BY CATHERINE DURAND
Franciscan University of Steubenville students will have to raise a total of about $250,000 to go on mission trips this year. That means students individually will have to raise anywhere from $250 for the Steubenville mission to $2,300 for the Ecuador mission.
Rhett Young, director of Missionary Outreach at Franciscan, explained that a large part of the mission costs is the airplane fare and cited the cost for flying to Ecuador to be around $1,800. As a result, the domestic mission trips are much cheaper.
Young encourages each mission trip to raise more money than is necessary to leave as a gift for next year’s mission groups. He expects fundraising efforts to continue until the last possible moment.
“Whatever we don’t raise, we have to raise when we get back,” said Young, explaining that only two of the nine mission trips have reached their financial goal. The other seven are expected to have collected the money by Feb. 24.
This year the mission trips are fundraising using a new three-step process. The first step includes a letter-writing campaign. The students send letters explaining where their mission team is going and why, while requesting financial support. These letters only go to family and friends, which Young explained is “not as difficult” as appealing to strangers.
The second step of the process is a phone-a-thon where the students all sit down together for a specified amount of time and call as many people as possible for donations.
“We send a letter as a way of priming the pump,” said Young, explaining that the letters prepare the potential donors for a telephone call where the students ask for a personal financial gift.
The final step involves the students speaking with their local pastor. The students are expected to request financial help and see if they can receive donations from their church to help pay for the trip.
Another aspect of the fundraising, more familiar to the general student body, includes dances and bake sales.
“Those are all good, and we do them to help the students feel involved,” said Young, calling them “community builders.” He added that, because these only raise about $500-$1,200, they help out but they are not the main source of income.

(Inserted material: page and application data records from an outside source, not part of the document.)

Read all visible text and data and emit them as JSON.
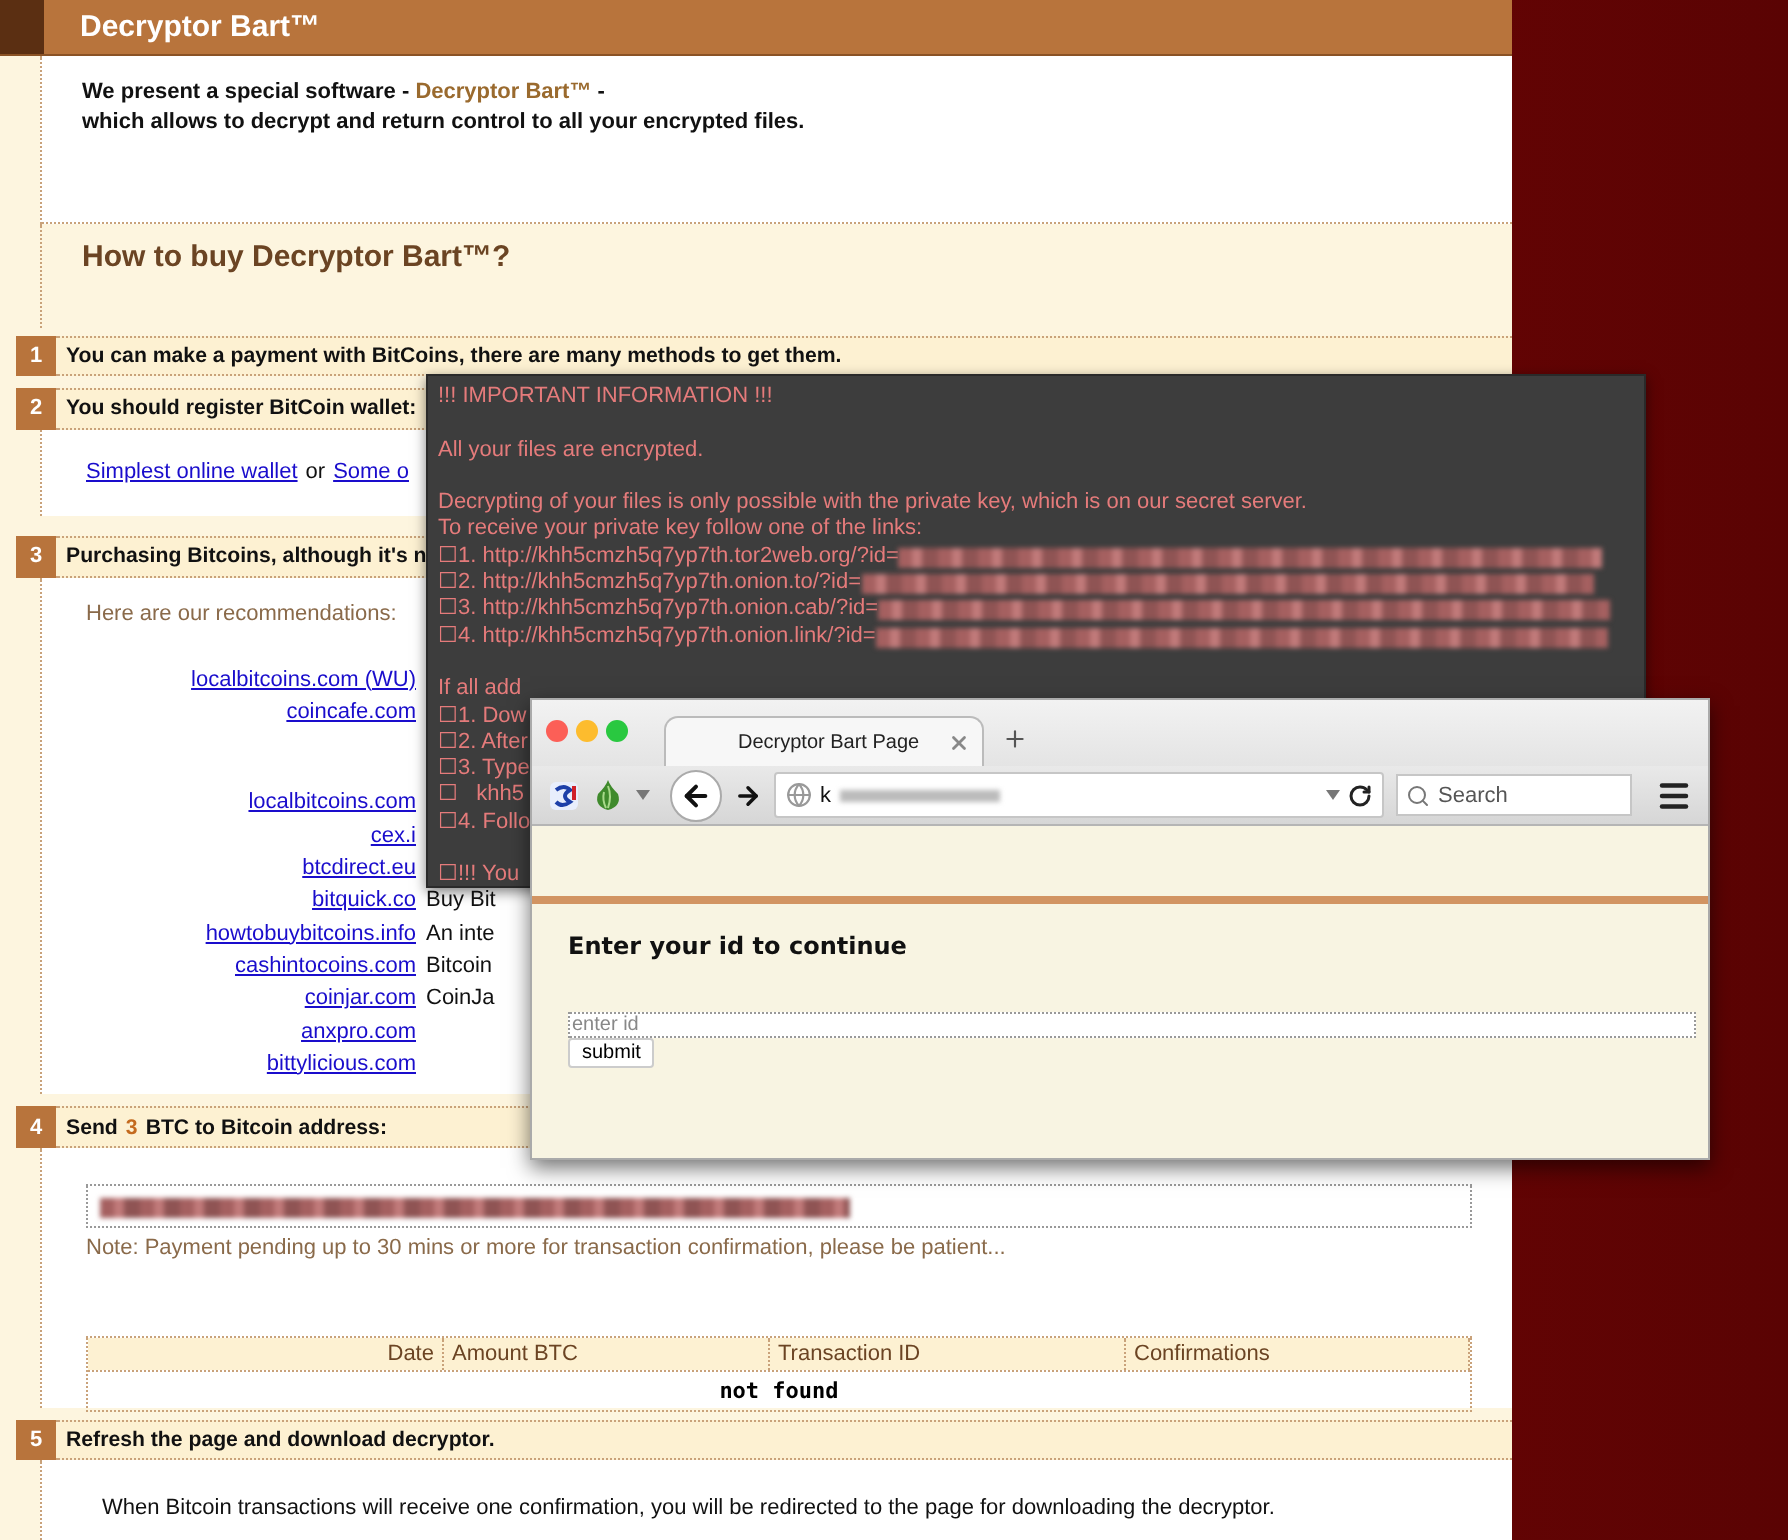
{
  "page": {
    "title": "Decryptor Bart™",
    "intro": {
      "lead": "We present a special software -",
      "product": "Decryptor Bart™",
      "tail": "-",
      "line2": "which allows to decrypt and return control to all your encrypted files."
    },
    "heading": "How to buy Decryptor Bart™?",
    "steps": [
      {
        "number": "1",
        "kind": "plain",
        "text": "You can make a payment with BitCoins, there are many methods to get them."
      },
      {
        "number": "2",
        "kind": "wallets",
        "text": "You should register BitCoin wallet:",
        "links": [
          "Simplest online wallet",
          "Some o"
        ],
        "joiner": "or"
      },
      {
        "number": "3",
        "kind": "recommendations",
        "text": "Purchasing Bitcoins, although it's n",
        "intro": "Here are our recommendations:",
        "groups": [
          [
            {
              "site": "localbitcoins.com (WU)"
            },
            {
              "site": "coincafe.com"
            }
          ],
          [
            {
              "site": "localbitcoins.com"
            },
            {
              "site": "cex.i"
            },
            {
              "site": "btcdirect.eu"
            },
            {
              "site": "bitquick.co",
              "note": "Buy Bit"
            },
            {
              "site": "howtobuybitcoins.info",
              "note": "An inte"
            },
            {
              "site": "cashintocoins.com",
              "note": "Bitcoin"
            },
            {
              "site": "coinjar.com",
              "note": "CoinJa"
            },
            {
              "site": "anxpro.com"
            },
            {
              "site": "bittylicious.com"
            }
          ]
        ]
      },
      {
        "number": "4",
        "kind": "payment",
        "prefix": "Send",
        "amount": "3",
        "suffix": "BTC to Bitcoin address:",
        "note": "Note: Payment pending up to 30 mins or more for transaction confirmation, please be patient...",
        "table": {
          "columns": [
            "Date",
            "Amount BTC",
            "Transaction ID",
            "Confirmations"
          ],
          "empty": "not found"
        }
      },
      {
        "number": "5",
        "kind": "download",
        "text": "Refresh the page and download decryptor.",
        "paragraph": "When Bitcoin transactions will receive one confirmation, you will be redirected to the page for downloading the decryptor."
      }
    ]
  },
  "terminal": {
    "lines": [
      {
        "kind": "text",
        "text": "!!! IMPORTANT INFORMATION !!!"
      },
      {
        "kind": "blank"
      },
      {
        "kind": "text",
        "text": "All your files are encrypted."
      },
      {
        "kind": "blank"
      },
      {
        "kind": "text",
        "text": "Decrypting of your files is only possible with the private key, which is on our secret server."
      },
      {
        "kind": "text",
        "text": "To receive your private key follow one of the links:"
      },
      {
        "kind": "link",
        "text": "☐1. http://khh5cmzh5q7yp7th.tor2web.org/?id="
      },
      {
        "kind": "link",
        "text": "☐2. http://khh5cmzh5q7yp7th.onion.to/?id="
      },
      {
        "kind": "link",
        "text": "☐3. http://khh5cmzh5q7yp7th.onion.cab/?id="
      },
      {
        "kind": "link",
        "text": "☐4. http://khh5cmzh5q7yp7th.onion.link/?id="
      },
      {
        "kind": "blank"
      },
      {
        "kind": "text",
        "text": "If all add"
      },
      {
        "kind": "text",
        "text": "☐1. Dow"
      },
      {
        "kind": "text",
        "text": "☐2. After"
      },
      {
        "kind": "text",
        "text": "☐3. Type"
      },
      {
        "kind": "text",
        "text": "☐   khh5"
      },
      {
        "kind": "text",
        "text": "☐4. Follo"
      },
      {
        "kind": "blank"
      },
      {
        "kind": "text",
        "text": "☐!!! You"
      }
    ]
  },
  "browser": {
    "tabs": [
      {
        "label": "Decryptor Bart Page",
        "selected": true
      }
    ],
    "url": "k",
    "search": {
      "placeholder": "Search"
    },
    "content": {
      "heading": "Enter your id to continue",
      "field": {
        "placeholder": "enter id"
      },
      "button": "submit"
    }
  }
}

Although the fundraising can be very difficult at first, Young explained that the students often improve their fundraising skills, and help one another to raise the necessary money. He recounted the story of a student who wanted to go on the Ecuador mission trip.
“The first time he went on this mission, he told the leaders he would not be able to raise the full amount,” said Young. This semester that same student raised more than $6,000 more than was required of him.

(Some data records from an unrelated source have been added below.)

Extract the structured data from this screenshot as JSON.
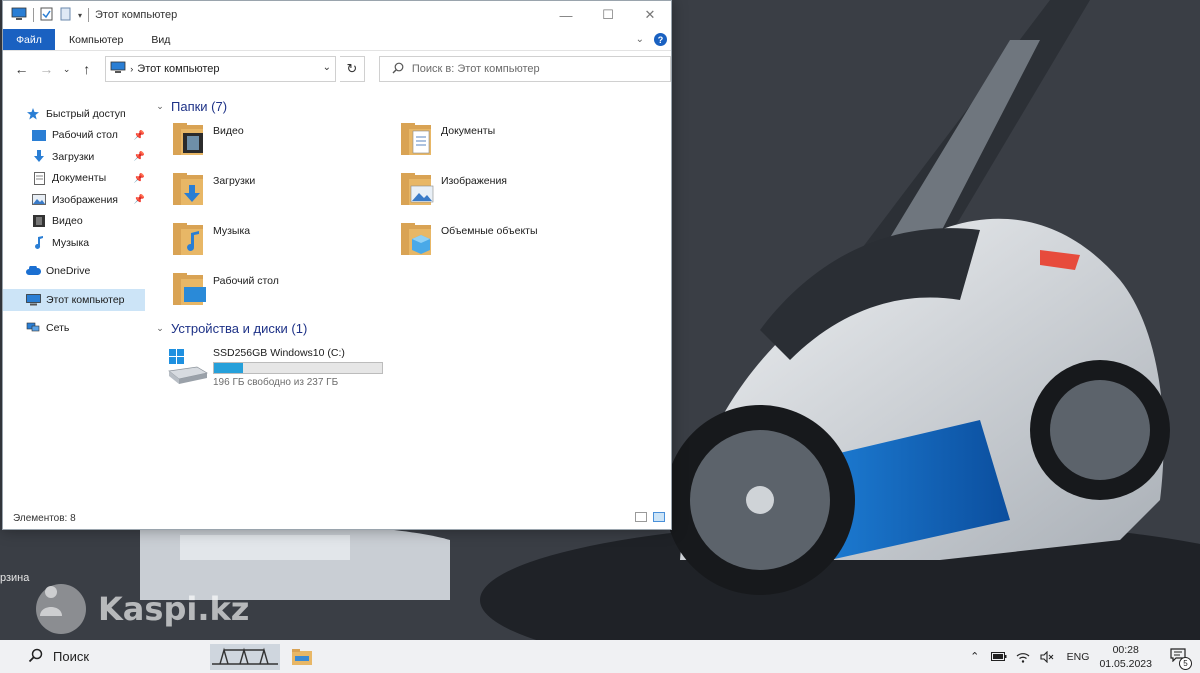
{
  "window": {
    "title": "Этот компьютер",
    "ribbon_tabs": {
      "file": "Файл",
      "computer": "Компьютер",
      "view": "Вид"
    },
    "help": "?"
  },
  "navigation": {
    "address": "Этот компьютер",
    "search_placeholder": "Поиск в: Этот компьютер"
  },
  "sidebar": {
    "quick_access": "Быстрый доступ",
    "quick_items": [
      "Рабочий стол",
      "Загрузки",
      "Документы",
      "Изображения",
      "Видео",
      "Музыка"
    ],
    "onedrive": "OneDrive",
    "this_pc": "Этот компьютер",
    "network": "Сеть"
  },
  "content": {
    "folders_header": "Папки (7)",
    "folders": [
      "Видео",
      "Документы",
      "Загрузки",
      "Изображения",
      "Музыка",
      "Объемные объекты",
      "Рабочий стол"
    ],
    "devices_header": "Устройства и диски (1)",
    "drive": {
      "name": "SSD256GB Windows10 (C:)",
      "free_text": "196 ГБ свободно из 237 ГБ",
      "used_fraction": 0.173
    }
  },
  "statusbar": {
    "items": "Элементов: 8"
  },
  "desktop": {
    "icon_label": "рзина",
    "watermark": "Kaspi.kz"
  },
  "taskbar": {
    "search": "Поиск",
    "language": "ENG",
    "time": "00:28",
    "date": "01.05.2023",
    "notifications": "5"
  },
  "colors": {
    "accent": "#1a61c1",
    "drive_fill": "#26a0da",
    "selected": "#cce4f7",
    "folder": "#e8b766"
  }
}
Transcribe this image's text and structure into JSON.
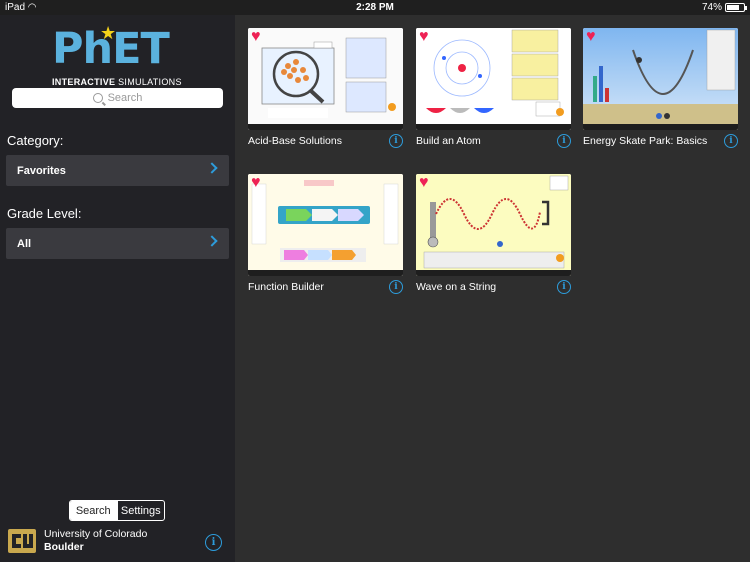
{
  "status": {
    "carrier": "iPad",
    "time": "2:28 PM",
    "battery": "74%",
    "battery_level": 0.74
  },
  "logo": {
    "wordmark": "PhET",
    "tagline_bold": "INTERACTIVE",
    "tagline_rest": " SIMULATIONS"
  },
  "search": {
    "placeholder": "Search"
  },
  "category": {
    "label": "Category:",
    "value": "Favorites"
  },
  "grade": {
    "label": "Grade Level:",
    "value": "All"
  },
  "segment": {
    "search": "Search",
    "settings": "Settings"
  },
  "university": {
    "line1": "University of Colorado",
    "line2": "Boulder"
  },
  "simulations": [
    {
      "title": "Acid-Base Solutions"
    },
    {
      "title": "Build an Atom"
    },
    {
      "title": "Energy Skate Park: Basics"
    },
    {
      "title": "Function Builder"
    },
    {
      "title": "Wave on a String"
    }
  ],
  "colors": {
    "accent": "#2d9cdb",
    "heart": "#ee2255",
    "phet_blue": "#5bb2de",
    "phet_star": "#f4d21a"
  }
}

Last year, The Gadfly raised the issue that the money raised by the mission trips might be put to better use if all of it was sent to the different locations instead of sending students. In response, Young said:

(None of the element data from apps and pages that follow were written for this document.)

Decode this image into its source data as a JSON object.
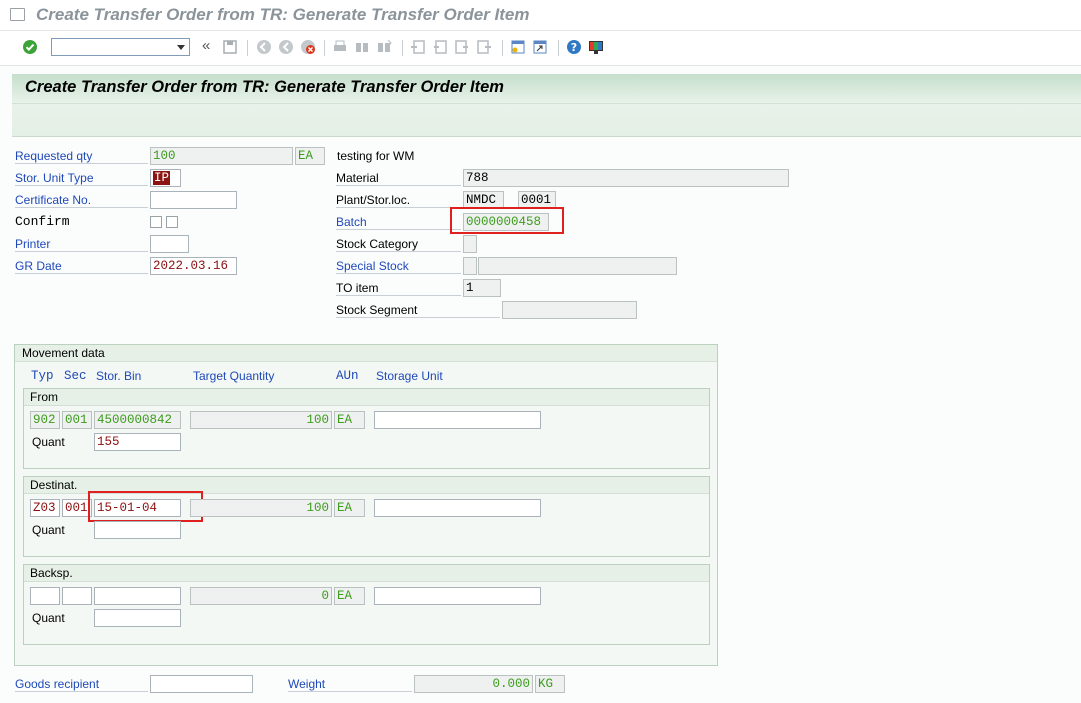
{
  "window": {
    "title": "Create Transfer Order from TR: Generate Transfer Order Item"
  },
  "toolbar": {
    "command_value": ""
  },
  "screen": {
    "title": "Create Transfer Order from TR: Generate Transfer Order Item"
  },
  "left_fields": {
    "requested_qty": {
      "label": "Requested qty",
      "value": "100",
      "unit": "EA"
    },
    "stor_unit_type": {
      "label": "Stor. Unit Type",
      "value": "IP"
    },
    "certificate_no": {
      "label": "Certificate No.",
      "value": ""
    },
    "confirm": {
      "label": "Confirm"
    },
    "printer": {
      "label": "Printer",
      "value": ""
    },
    "gr_date": {
      "label": "GR Date",
      "value": "2022.03.16"
    }
  },
  "right_fields": {
    "description": "testing for WM",
    "material": {
      "label": "Material",
      "value": "788"
    },
    "plant_sloc": {
      "label": "Plant/Stor.loc.",
      "plant": "NMDC",
      "sloc": "0001"
    },
    "batch": {
      "label": "Batch",
      "value": "0000000458"
    },
    "stock_category": {
      "label": "Stock Category",
      "value": ""
    },
    "special_stock": {
      "label": "Special Stock",
      "value": "",
      "value2": ""
    },
    "to_item": {
      "label": "TO item",
      "value": "1"
    },
    "stock_segment": {
      "label": "Stock Segment",
      "value": ""
    }
  },
  "movement": {
    "title": "Movement data",
    "columns": {
      "typ": "Typ",
      "sec": "Sec",
      "bin": "Stor. Bin",
      "target_qty": "Target Quantity",
      "aun": "AUn",
      "storage_unit": "Storage Unit"
    },
    "from": {
      "title": "From",
      "typ": "902",
      "sec": "001",
      "bin": "4500000842",
      "qty": "100",
      "aun": "EA",
      "storage_unit": "",
      "quant_label": "Quant",
      "quant": "155"
    },
    "dest": {
      "title": "Destinat.",
      "typ": "Z03",
      "sec": "001",
      "bin": "15-01-04",
      "qty": "100",
      "aun": "EA",
      "storage_unit": "",
      "quant_label": "Quant",
      "quant": ""
    },
    "backsp": {
      "title": "Backsp.",
      "typ": "",
      "sec": "",
      "bin": "",
      "qty": "0",
      "aun": "EA",
      "storage_unit": "",
      "quant_label": "Quant",
      "quant": ""
    }
  },
  "footer": {
    "goods_recipient": {
      "label": "Goods recipient",
      "value": ""
    },
    "weight": {
      "label": "Weight",
      "value": "0.000",
      "unit": "KG"
    }
  },
  "icons": [
    "enter-icon",
    "back-icon",
    "save-icon",
    "exit-icon",
    "cancel-icon",
    "print-icon",
    "find-icon",
    "find-next-icon",
    "first-page-icon",
    "prev-page-icon",
    "next-page-icon",
    "last-page-icon",
    "new-session-icon",
    "shortcut-icon",
    "help-icon",
    "customize-icon"
  ],
  "colors": {
    "header_green": "#c6dfcc",
    "label_blue": "#1f48b8",
    "value_green": "#3d9c1e",
    "highlight_red": "#e0201e"
  }
}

“You can’t put a value on going to these people’s houses, and loving them and sharing the gospel with them.”